Last updated on 1 August 2007
GM food and feed, and traceability and labelling of GMOs: Guidance notes on the regulations
New rules concerning genetically modified organisms (GMOs) became legally binding across all Member States on 18 April 2004, one covering Traceability and Labelling of GMOs (EC No. 1830/2003) and the other, the GM Food and Feed Regulation (EC No. 1829/2003), dealing with authorisation procedures and labelling issues.
Under the food and feed regulation, labelling is required for all food and feed products derived from GM sources, regardless of the presence of detectable novel genetic material in the final product and regardless of the quantity of intentionally used GM ingredient present. Such labelling rules apply at the point of sale to allow consumers choice over buying foods containing GM ingredients. All food and feed that contain, consist of or are produced from GMOs will have to be labelled.
Examples of ingredients produced from GM crops may include soya oil, soya flour, corn starch or glucose syrup. Example of a GM fresh produce approved for consumption is sweet maize (Bt11). At present, only ingredients derived from specific GM soya, maize, oilseed rape and cotton lines can legally be used for food in the European Union.
The GM Food and Feed Regulation provides for a threshold for the adventitious, or accidental presence, of GM material in non-GM food or feed sources, where food manufacturers need to demonstrate due diligence. This threshold is set at 0.9% but only applies to GMOs that have an EU authorisation. The temporary threshold of 0.5% for the presence of GM material not yet authorised but that had a favourable assessment from an EU scientific committee expired in April 2007. There is zero tolerance for any GM variety that is not approved, so any GMOs which do not fall within the above categories cannot be imported into the EU.

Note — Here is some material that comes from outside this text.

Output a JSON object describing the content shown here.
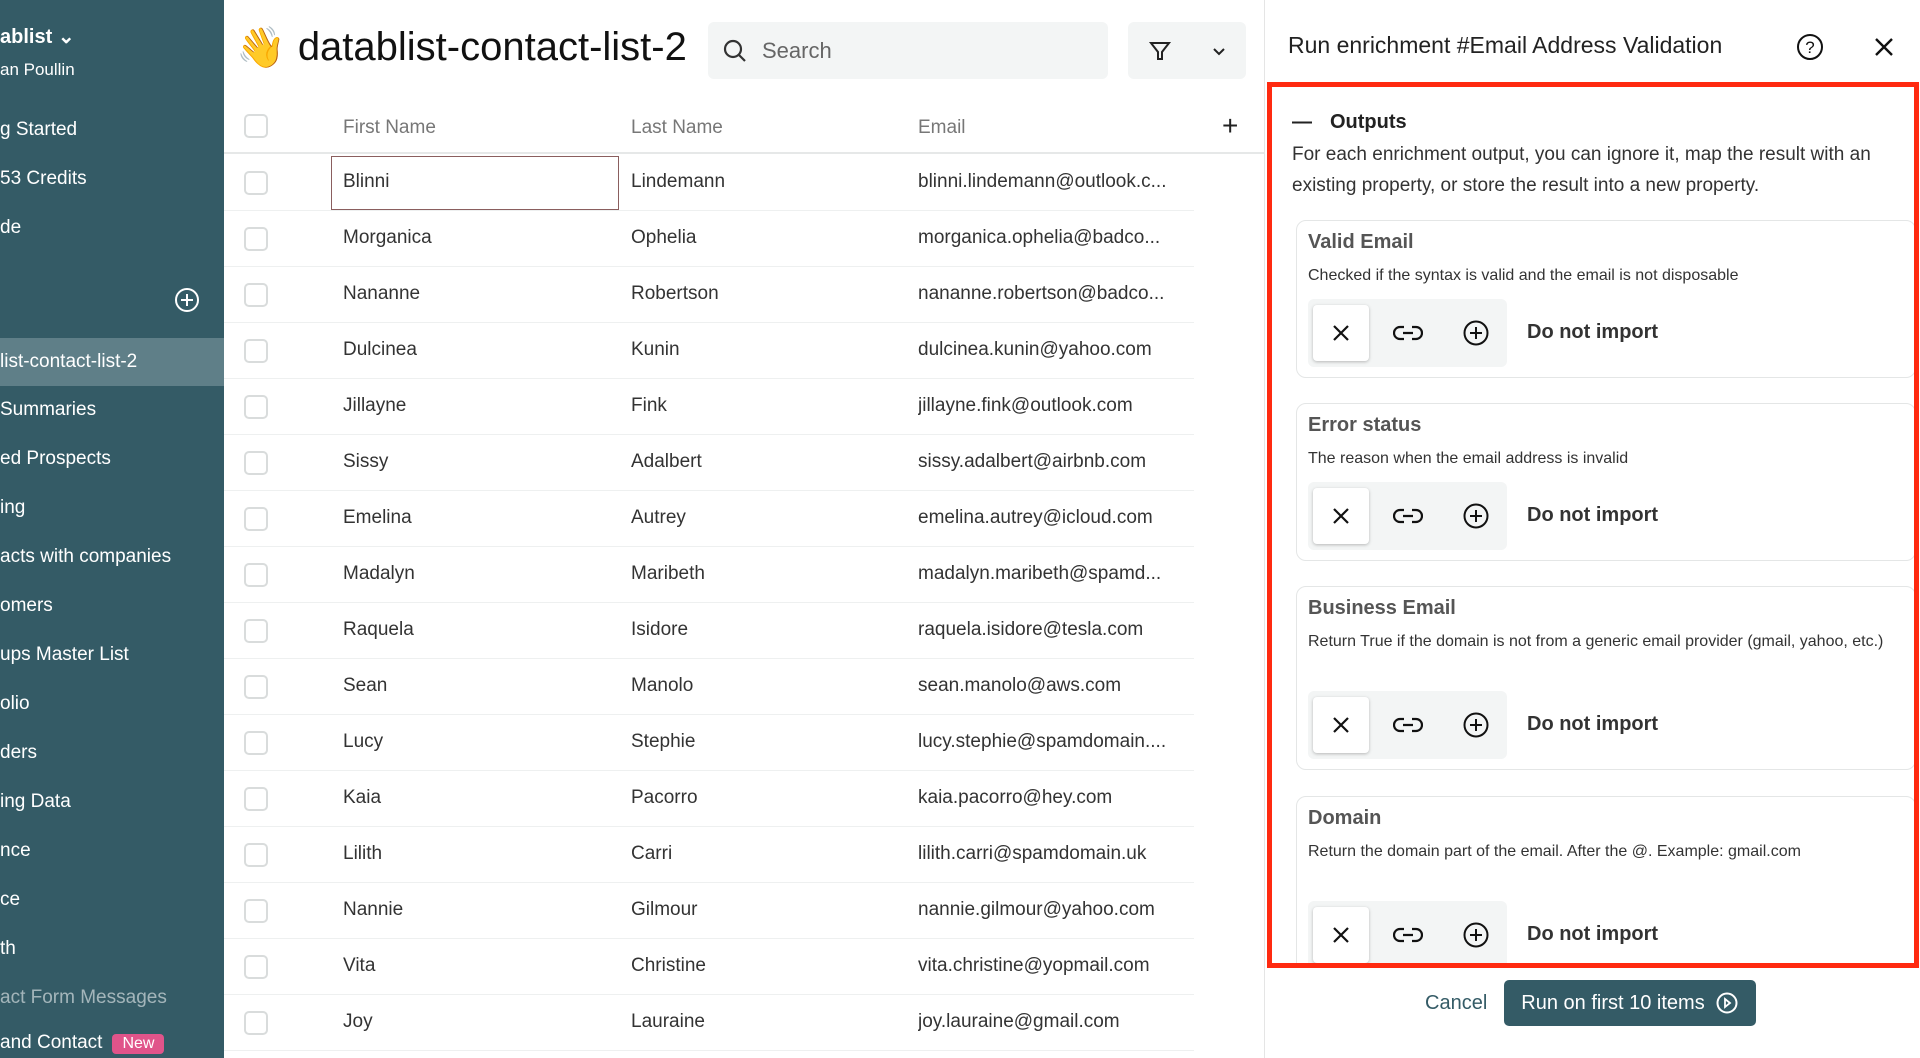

The Traceability and Labelling of GMOs Regulation creates a regime for tracing and identifying GMOs and food and feed products derived from GMOs at all stages of their placing on the market. In addition it will enable products to be withdrawn from the market if any unexpected adverse effects were to arise. The regulation requires business operators when using or handling GM products to transmit and retain information at each stage of the placing on the market. For example, where production starts with a genetically modified crop, the company selling the crop for feed production would have to inform any purchaser that it is genetically modified. Information must be retained for five years.
These rules are applicable in the EU or on entry to the EU and it is the responsibility of food manufacturers to ensure that any foods or food ingredients imported into the UK that are produced from GM crops are from approved varieties.